Instructions to follow - Search the material for the word "children" and copy every line in which it occurs.

* * * * *

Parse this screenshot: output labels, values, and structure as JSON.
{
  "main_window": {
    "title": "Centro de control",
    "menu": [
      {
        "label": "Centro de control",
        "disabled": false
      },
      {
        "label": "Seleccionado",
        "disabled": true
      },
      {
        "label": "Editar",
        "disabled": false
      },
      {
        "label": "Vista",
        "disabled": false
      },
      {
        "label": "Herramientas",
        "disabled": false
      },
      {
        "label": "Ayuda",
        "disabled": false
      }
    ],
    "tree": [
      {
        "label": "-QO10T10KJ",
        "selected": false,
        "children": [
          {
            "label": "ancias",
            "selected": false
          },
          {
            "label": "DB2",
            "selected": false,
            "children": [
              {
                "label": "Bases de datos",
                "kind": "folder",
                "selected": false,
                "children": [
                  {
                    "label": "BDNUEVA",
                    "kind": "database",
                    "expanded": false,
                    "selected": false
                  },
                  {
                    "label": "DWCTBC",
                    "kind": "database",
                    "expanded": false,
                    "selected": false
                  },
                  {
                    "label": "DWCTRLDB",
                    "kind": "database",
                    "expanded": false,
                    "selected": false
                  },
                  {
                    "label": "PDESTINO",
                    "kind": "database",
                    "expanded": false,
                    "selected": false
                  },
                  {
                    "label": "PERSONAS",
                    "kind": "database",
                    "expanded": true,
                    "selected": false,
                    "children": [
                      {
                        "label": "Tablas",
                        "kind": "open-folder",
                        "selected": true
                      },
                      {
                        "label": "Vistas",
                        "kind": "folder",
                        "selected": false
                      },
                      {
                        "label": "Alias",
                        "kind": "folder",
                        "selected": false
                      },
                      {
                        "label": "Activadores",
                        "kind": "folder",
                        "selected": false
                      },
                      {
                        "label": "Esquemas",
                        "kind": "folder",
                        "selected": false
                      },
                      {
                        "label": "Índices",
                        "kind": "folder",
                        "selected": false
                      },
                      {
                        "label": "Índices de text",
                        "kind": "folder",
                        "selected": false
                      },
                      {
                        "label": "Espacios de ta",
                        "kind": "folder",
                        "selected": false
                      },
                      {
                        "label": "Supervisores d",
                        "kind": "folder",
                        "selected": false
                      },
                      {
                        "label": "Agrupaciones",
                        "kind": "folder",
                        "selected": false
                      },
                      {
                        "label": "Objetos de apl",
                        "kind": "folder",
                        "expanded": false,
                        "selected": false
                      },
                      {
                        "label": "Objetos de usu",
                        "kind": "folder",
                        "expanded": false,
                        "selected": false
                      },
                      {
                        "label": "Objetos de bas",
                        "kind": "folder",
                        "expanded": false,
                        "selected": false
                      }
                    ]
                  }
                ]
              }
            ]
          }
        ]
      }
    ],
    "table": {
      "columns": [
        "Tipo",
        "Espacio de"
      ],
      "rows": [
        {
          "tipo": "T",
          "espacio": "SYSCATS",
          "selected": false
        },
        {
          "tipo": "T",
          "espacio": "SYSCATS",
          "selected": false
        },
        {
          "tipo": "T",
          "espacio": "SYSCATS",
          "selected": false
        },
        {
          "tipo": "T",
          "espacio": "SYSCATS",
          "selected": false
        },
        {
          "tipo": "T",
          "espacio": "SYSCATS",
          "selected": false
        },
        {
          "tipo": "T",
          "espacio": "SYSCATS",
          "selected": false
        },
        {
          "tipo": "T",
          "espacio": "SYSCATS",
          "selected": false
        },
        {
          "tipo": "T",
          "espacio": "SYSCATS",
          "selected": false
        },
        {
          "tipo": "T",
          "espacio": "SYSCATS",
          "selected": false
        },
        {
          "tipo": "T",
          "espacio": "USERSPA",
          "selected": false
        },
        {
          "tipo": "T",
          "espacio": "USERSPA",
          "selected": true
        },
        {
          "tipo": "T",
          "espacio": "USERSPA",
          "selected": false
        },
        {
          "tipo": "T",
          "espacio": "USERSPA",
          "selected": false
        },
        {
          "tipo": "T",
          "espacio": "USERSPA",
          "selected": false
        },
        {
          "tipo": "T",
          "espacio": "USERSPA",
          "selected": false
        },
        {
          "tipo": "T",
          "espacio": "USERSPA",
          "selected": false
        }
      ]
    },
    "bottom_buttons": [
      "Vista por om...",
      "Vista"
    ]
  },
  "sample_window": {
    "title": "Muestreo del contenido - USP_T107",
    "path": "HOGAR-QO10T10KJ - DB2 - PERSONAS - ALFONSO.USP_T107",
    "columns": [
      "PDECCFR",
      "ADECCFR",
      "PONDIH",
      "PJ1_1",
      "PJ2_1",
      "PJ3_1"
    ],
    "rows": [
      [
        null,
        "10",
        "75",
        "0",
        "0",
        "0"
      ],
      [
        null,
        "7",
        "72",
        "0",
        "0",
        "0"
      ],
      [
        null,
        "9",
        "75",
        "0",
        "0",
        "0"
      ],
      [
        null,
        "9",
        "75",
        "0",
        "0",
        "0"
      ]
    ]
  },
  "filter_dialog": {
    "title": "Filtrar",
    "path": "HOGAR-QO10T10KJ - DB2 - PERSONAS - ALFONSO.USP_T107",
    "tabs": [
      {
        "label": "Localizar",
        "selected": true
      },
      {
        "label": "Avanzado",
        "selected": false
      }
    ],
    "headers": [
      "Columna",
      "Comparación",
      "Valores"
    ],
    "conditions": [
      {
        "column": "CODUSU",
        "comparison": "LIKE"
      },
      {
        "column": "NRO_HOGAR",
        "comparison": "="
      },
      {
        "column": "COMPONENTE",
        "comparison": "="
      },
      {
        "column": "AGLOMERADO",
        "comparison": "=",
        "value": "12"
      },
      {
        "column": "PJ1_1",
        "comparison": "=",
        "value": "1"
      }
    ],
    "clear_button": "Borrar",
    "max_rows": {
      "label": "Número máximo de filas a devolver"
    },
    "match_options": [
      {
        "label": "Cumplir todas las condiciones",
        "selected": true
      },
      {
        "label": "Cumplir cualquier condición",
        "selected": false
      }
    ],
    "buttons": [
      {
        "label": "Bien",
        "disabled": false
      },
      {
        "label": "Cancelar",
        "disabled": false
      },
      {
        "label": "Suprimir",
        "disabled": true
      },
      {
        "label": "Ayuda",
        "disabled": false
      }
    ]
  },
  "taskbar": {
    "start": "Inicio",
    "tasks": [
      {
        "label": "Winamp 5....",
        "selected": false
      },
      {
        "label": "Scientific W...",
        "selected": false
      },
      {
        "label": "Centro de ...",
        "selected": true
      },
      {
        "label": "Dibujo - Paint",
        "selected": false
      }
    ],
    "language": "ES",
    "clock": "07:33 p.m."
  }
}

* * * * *

The answer -
        "children": [
            "children": [
                "children": [
                    "children": [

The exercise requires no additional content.